The person who tells the first story by custom, though, is a celebrity local radio presenter on BBC Oxford called Bill Heine: an American renowned in the city for “crashing” – his choice of word, not mine – a huge fibreglass shark into the roof of his Headington home. It's an eye-catching protest against random US bombing raids over the years, and has become as good a story among locals as the ones he weaves at our meetings.
Others include a professor emeritus, a large personality called Yorick, a female short story writer, a computer cataloguer at the Bodleian who specialises in droll tales of rebuttals and reverses, and plenty more besides. The whole lot is MC’d with aplomb by an ex-IBM executive. But the doyenne of our group – and the reason it exists in the first place – is a lady in her early eighties who can trace her ancestry back directly to Henry Fielding, founder, many would argue, of the English novel.
Sara Banerji, pictured here in her younger days, is a remarkable woman. She has lived life to the full on three continents. Sent to Africa in her teens, she went on the run – unsuccessfully as it turned out – to avoid being sent back to England. Then, having married an Indian, she raced her horse Tough Baby on the professional racetracks of South India. Her mother was a writer, as was her mother’s father. She herself has had nine novels published, the most celebrated being Shining Hero (2002).
Sara has been the life force behind Sharkspark ever since she heard about a similar organisation based at the Canal Café in Little Venice in London. The Canal Café is home to a more raucous experience than ours, with the Oxford version gentler and more supportive, but then that is perhaps its strength. All sorts of stories get told: some are intensely personal, others more anecdotal. A couple of people have steeled themselves to tell truly distressing tales from childhood, one of them adding – and he clearly meant it – that he found the experience cathartic. But that's far from being the rule.
For myself, I find the benefits more lateral. It’s not surprising to me that so many writers – and would-be writers – attend. Somehow, the experience forces you to loosen up, and that hopefully translates to your writing.
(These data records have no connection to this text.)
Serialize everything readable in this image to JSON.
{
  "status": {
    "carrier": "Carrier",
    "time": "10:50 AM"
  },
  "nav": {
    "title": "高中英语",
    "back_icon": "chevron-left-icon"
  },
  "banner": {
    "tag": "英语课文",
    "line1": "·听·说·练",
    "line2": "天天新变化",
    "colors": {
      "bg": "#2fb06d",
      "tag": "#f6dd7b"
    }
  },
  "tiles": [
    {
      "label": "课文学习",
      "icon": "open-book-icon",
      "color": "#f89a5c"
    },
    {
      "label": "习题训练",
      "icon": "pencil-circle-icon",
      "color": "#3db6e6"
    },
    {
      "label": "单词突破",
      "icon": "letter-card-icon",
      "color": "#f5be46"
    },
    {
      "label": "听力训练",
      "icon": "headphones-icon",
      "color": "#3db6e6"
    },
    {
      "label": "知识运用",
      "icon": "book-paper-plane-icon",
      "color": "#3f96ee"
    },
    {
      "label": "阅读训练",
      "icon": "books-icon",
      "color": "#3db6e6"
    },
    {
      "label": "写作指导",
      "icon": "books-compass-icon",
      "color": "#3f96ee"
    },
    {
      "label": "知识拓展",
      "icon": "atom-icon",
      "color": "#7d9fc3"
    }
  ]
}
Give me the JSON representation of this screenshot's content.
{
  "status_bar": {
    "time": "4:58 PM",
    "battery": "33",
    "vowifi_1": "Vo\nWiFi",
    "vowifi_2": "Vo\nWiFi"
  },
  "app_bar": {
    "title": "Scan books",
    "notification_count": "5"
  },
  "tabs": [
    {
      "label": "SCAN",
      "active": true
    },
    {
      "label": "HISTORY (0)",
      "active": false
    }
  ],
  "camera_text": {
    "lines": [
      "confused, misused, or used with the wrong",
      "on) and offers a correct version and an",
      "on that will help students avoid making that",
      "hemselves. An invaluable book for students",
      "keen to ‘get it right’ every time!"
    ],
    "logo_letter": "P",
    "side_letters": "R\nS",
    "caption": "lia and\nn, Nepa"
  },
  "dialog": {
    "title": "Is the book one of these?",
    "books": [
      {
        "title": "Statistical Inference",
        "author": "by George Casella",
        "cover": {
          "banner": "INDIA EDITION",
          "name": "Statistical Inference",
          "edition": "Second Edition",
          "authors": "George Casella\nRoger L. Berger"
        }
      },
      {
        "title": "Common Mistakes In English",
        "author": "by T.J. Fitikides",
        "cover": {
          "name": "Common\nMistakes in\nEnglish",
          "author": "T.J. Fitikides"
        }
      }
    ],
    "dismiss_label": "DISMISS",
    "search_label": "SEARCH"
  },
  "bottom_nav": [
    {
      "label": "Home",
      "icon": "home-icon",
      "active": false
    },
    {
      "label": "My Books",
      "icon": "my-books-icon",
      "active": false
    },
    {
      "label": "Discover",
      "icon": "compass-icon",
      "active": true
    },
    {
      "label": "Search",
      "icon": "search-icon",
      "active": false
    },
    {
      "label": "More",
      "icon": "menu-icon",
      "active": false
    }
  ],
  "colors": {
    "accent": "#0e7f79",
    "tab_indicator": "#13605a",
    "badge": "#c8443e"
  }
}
But whether it does or not, that is not the main reason for being there. It’s just plain fun. And could, I suspect, be the next craze.
We meet on the last Monday of each month in the Library at Turl Street Kitchen. The brief is simple: that the stories should be true, unscripted and last no longer than five minutes. The topics which spark the stories are all expressed in one word – revenge, drink, hope, mistakes, abroad, and so on – paying tribute to a university exam tradition established at All Soul's in the early fifties. If you feel you can handle that, whether resident in Oxford or simply revisiting, you are more than welcome.
Malcolm Southan worked for the Sunday Times, Granada TV and LWT. He read Modern History at Exeter College (1958).